1 garlic clove, smashed
1 teaspoon table salt, or more to taste*

Place all ingredients in a slow-cooker. Cook on LOW for 8 to 10 hours or HIGH for 4 to 5.  (I urge you to go the low for 8-10 hours route.)

Strain out chicken parts, onion and garlic. The stock is now ready to use, or, you might prefer to do as we do, and put it in the fridge to chill until any fat solidifies on the top. (Though, there is really very little here, and some might prefer to leave it.) Once defatted, you can now use it or freeze it until needed.

It's me again...

This time I froze the stock in 1 quart containers, but you can also store it flat by pouring 1 quart of the cooled stock into a gallon sized freezer bag.  I've done this in the past and it works great.  

Tuesday, November 5, 2013

Maximum Crunch
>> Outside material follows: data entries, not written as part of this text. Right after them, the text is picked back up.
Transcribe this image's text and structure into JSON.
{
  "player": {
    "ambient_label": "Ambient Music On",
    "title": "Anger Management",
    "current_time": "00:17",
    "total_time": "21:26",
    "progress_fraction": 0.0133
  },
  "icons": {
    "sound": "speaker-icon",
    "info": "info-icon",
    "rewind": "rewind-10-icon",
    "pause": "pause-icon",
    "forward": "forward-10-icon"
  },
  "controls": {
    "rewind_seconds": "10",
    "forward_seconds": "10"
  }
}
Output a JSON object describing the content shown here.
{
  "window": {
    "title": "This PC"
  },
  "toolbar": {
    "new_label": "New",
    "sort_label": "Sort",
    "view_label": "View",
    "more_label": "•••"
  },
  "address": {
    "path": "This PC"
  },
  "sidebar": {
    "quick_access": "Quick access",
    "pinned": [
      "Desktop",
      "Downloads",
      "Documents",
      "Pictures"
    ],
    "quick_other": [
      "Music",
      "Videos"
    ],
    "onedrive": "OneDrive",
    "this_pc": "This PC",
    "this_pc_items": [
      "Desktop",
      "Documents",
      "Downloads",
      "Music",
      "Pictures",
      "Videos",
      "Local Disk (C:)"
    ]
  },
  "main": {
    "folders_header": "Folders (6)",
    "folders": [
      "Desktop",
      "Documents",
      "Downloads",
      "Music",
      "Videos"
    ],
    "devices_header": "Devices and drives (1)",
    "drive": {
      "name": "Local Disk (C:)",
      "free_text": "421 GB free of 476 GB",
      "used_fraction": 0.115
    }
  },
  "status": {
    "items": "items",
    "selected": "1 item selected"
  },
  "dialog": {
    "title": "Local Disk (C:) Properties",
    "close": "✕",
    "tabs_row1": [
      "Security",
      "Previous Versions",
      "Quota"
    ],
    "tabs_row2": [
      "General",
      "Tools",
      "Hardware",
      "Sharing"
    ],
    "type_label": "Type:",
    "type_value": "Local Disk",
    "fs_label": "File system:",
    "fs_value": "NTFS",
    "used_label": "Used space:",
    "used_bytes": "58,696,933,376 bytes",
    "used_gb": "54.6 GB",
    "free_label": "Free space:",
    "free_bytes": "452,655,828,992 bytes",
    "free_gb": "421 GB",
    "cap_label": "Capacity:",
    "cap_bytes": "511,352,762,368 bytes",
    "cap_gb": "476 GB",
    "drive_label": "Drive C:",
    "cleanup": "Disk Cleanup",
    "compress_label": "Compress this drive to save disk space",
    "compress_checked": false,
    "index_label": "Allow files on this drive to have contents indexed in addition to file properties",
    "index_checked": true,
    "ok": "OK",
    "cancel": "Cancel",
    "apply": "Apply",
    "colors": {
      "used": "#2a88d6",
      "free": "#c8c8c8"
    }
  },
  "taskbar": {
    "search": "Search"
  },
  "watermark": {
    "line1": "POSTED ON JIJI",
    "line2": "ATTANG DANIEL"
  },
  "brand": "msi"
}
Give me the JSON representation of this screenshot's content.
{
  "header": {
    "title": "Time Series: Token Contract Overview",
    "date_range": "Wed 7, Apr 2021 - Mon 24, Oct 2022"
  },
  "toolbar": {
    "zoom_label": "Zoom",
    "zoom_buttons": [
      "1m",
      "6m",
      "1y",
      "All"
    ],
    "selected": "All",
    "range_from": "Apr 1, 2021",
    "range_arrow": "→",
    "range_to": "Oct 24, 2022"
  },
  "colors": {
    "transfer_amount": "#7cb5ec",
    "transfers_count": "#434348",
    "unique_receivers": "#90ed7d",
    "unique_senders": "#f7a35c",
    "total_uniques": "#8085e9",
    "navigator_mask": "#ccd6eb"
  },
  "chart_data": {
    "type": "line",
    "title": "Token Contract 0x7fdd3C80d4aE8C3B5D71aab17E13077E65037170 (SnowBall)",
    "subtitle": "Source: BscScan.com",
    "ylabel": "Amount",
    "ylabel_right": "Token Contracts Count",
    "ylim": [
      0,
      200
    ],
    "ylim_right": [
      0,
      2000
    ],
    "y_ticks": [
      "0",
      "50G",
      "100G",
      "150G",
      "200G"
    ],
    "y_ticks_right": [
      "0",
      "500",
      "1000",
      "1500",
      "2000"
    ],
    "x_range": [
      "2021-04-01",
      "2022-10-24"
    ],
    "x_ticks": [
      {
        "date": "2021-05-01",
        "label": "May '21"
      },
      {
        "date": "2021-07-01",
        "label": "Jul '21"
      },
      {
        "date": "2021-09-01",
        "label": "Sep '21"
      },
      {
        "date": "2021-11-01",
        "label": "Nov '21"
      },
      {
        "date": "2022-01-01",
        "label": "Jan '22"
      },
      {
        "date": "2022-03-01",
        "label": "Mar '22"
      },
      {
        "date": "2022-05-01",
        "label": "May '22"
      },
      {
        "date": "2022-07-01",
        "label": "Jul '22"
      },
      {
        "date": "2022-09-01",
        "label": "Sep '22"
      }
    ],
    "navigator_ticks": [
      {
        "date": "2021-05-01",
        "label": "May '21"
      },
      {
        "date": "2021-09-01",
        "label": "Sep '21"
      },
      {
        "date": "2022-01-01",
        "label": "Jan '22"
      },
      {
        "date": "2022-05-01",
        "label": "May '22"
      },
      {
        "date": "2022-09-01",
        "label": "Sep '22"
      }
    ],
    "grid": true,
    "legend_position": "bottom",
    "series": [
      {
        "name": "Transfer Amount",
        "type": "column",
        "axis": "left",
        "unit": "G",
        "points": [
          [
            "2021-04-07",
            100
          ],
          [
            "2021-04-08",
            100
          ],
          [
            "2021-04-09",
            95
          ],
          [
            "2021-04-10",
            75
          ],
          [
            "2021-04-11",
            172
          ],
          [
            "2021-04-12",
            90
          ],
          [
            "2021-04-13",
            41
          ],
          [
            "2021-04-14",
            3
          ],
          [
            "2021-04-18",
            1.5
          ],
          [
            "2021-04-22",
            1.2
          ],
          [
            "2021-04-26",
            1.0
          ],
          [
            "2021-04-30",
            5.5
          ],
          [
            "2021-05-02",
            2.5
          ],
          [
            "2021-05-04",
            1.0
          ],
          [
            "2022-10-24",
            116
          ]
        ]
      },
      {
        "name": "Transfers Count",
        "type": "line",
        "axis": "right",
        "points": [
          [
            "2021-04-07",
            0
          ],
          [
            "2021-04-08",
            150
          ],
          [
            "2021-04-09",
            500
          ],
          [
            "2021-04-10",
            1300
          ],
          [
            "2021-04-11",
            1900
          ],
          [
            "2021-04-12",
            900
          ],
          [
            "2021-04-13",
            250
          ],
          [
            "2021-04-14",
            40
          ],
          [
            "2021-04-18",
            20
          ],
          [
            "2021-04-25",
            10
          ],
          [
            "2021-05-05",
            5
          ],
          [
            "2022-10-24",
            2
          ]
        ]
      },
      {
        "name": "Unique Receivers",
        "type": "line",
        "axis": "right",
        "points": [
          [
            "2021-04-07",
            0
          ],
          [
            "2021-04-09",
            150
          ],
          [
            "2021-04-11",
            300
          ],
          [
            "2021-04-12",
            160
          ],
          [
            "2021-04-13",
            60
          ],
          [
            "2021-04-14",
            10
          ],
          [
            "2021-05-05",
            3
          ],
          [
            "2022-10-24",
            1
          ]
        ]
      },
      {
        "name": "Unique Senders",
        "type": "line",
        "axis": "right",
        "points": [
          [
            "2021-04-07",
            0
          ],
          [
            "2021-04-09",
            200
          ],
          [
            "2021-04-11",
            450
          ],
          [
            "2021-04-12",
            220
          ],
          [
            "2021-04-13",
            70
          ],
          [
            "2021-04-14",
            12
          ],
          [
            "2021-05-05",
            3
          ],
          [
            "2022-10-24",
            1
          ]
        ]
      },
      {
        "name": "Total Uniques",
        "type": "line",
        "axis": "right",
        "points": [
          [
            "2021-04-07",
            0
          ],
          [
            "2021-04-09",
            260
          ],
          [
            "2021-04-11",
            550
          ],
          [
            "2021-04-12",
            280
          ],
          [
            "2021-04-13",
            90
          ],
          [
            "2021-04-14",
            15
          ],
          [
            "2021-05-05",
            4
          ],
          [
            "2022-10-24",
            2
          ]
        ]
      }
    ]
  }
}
As I'm writing this entry, I'm enjoying a bowl of soggy Grape Nuts and a banana.  No, I didn't forget to eat my cereal while it was still crunchy.  I like my Grape Nuts (and all cereal)  soggy.  I pour on the milk and then let it sit for five or ten minutes -- marinating.  The cereal still has a just little, but not too much, crunch.  Cereal perfection.

Soggy cereal was almost the end of my relationship with Ted.  You see, Ted is a crunchy cereal guy.  I'm pretty sure that Ted would eat the cereal dry and follow it up with a glass of milk if it didn't look weird.  He likes 100% crunch-ability.

I do not.

But I digress.  Back before we were married, I once poured the milk on Ted's cereal before he was seated with his spoon poised to eat.  Honestly, I was just trying to be nice.  It's not like I had ever poured the milk on his cereal before (or since, for that matter).  I guess I just thought it would be a nice thing to do.  Obviously I was mistaken.

You would have thought I had suggested eating wallpaper paste for breakfast.  Well, in Ted's the-cereal-has-to-be-crunchy mind, I had in fact served him wallpaper paste for breakfast.  Needless to say, I have never again even removed the milk from the refrigerator lest the milk and his cereal comingle prematurely.

So, having established that cereal is a somewhat problematic breakfast food in my house, I'm passing along a recipe for the most delicious pumpkin waffles.  Ted made them for us on Sunday morning.  True to my soggy is better mentality, I let the syrup soak into the waffle before I ate it.  Ted, on the other hand, barely let the syrup touch the waffle before cutting into it, therefore insuring maximum crunch-ability.

Recipe:  Sugar-and-Spice Pumpkin Waffles 
Williams-Sonoma Breakfast Comforts cookbook


2 cups all-purpose flour
1/3 cup sugar
2 tsp baking powder
1/2 tsp ground cinnamon
1/2 tsp ground ginger
1/2 tsp fine sea salt
5 Tbsp unsalted butter, cut into tablespoons, chilled
1 & 1/2 cups whole milk
1/2 cup canned pumpkin puree
2 large eggs


In a food processor fitted with the metal blade, pulse the flour, sugar, baking powder, cinnamon, ginger, and salt together until combined.  Add the 5 tablespoons butter and pulse about 10 times, until the mixture looks like coarse bread crumbs with small pea-size pieces of butter.  Transfer to a large bowl.  (Or, alternatively, in a large bowl,  sift together the flour, sugar, baking powder, cinnamon, ginger and salt.  Using a pastry blender or 2 knives, cut the butter into the flour mixture just until the mixture looks like coarse bread crumbs with some small pea-size pieces of butter.)

In a medium bowl, whisk together the milk, pumpkin puree, and eggs.  Add to the flour mixture and whisk just until combined, but still a little lumpy.

If your waffle iron is not nonstick, lightly oil the grid.  Ladle some of the batter over the grid, close the lid, and cook until the waffle is golden brown, about 4 minutes.  Repeat with the remaining batter.